Ray's Rust - August 2013

By Ray Hinnant

ray hinnet

Back in my formative years I was instructed by one of the best. I had the fortune, like many other members of our club, to be tutored by Jim Corry. One might ponder how he came by his expansive knowledge of the Model A until one understands that the Model A and Jim were born very close to the same time. There are volumes of books written about the Model A Ford. Countless articles have been written about how the car was built, how to maintain them, how to restore them, and how to enjoy them. But I espouse that one can learn more with just a few hours wandering around the parking lot looking a Model A's parked during a Texas Tour. First one must the subtle and not so subtle differences between the early A's while Henry was fussing about Edsel's pushing to replace the "T" and the later A's when Henry finally got it right. (OK, so I have a little personal bias.)

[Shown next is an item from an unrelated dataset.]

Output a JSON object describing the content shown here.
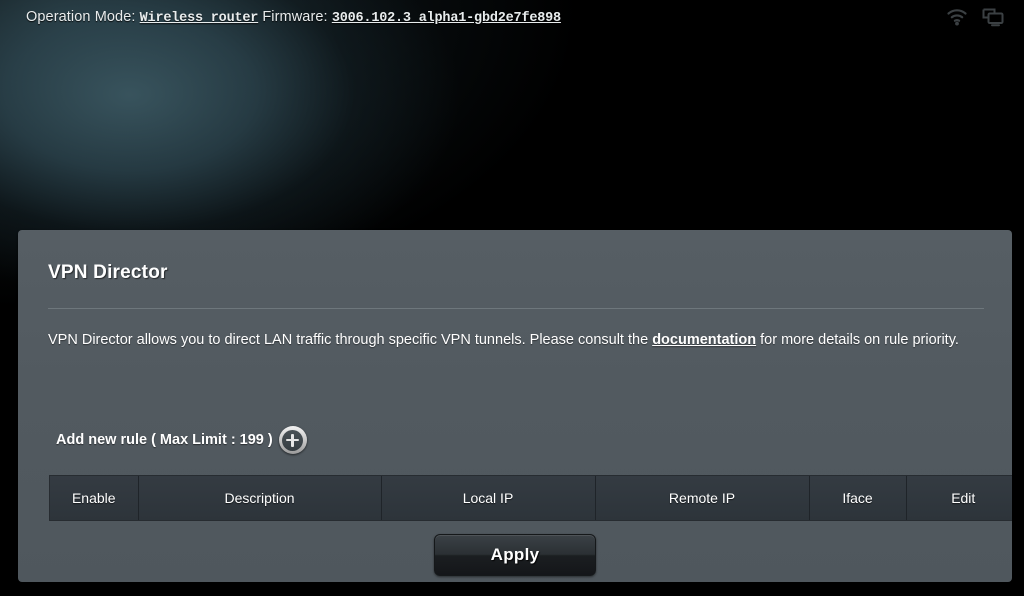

As we would walk between the cars, Jim would teach us about the differences between the body styles, that Model A's had only black fenders, and that different sheet metal shops made different bodies for the New Ford. At one time, I could tell a Briggs body from a Murray. I remember that one had more rounded corners on the window, and the other more right angled corners. Mostly I didn't pay much attention to that part of Jim's class because they were town sedan or four door bodies. Sorry, but four doors just don't do much for me. I was much more interested in learning about and looking at the more sporting looking cars like the roadsters, phaetons, coupes, and the A400s. You can see all the four doors you want at the grocery store. (OK, so I have a little personal bias.)

Speaking of bodies, it is important to know that Ford made most of their production line bodies. Ford made the Tudors, Phaetons, Roadsters, and closed cab pickup bodies. However, Briggs, Murray, and Budd made thousands of bodies for the Ford Motor Company. Did you know that Fisher (the company that made most all of the Chevrolet bodies at least through the '60's and maybe even today's Government Motors Company bodies) made Model T bodies??. The following is a list of the bodies made by Briggs and Murray.

  • Briggs: 30-31 Coupe (OK, so I have a little personal bias.), Sport Coupe, Cabriolet, Open Cab Pickup, Town Car, and Deluxe Phaeton.
  • Murray: Panel Delivery, Victoria, Station Wagon, Convertible Sedan 400-A, and the wood body "Hucksters".

A.M. Wibel was Ford's production manager and was one of the most feared men in Detroit. He required each supplier to open their books completely to Ford Motor Company. He also dictated how much profit each supplier was to make on each and every part, including bodies. Briggs operated with Ford without a contract which meant that they were at the mercy of Wibel. In 1929, Briggs and Murray supplied identical (not according to Jim) four door bodies to Ford. The Murray body cost Ford $237.98 while the Briggs body cost $229.71. Ford allowed a 10% profit on each body, so for example, Murray made $23.80 for each body sold to Ford. Unfortunately for Ford suppliers, they had to pay their labor, overhead, capital expenditures, and stockholders dividends out of their 10%.In an audit of Brigg's books, Wibel discovered that Briggs had been marking up the cost of steel in addition to their profit. From that point on, Ford bought all of Briggs and all other suppliers steel. So, the

So, the next time I am parading around a parking lot looking at Model A's I want to be sure and point out to Jim, that Sherry's coupe is a Briggs. - Happy Model A'ing.

See you down the road.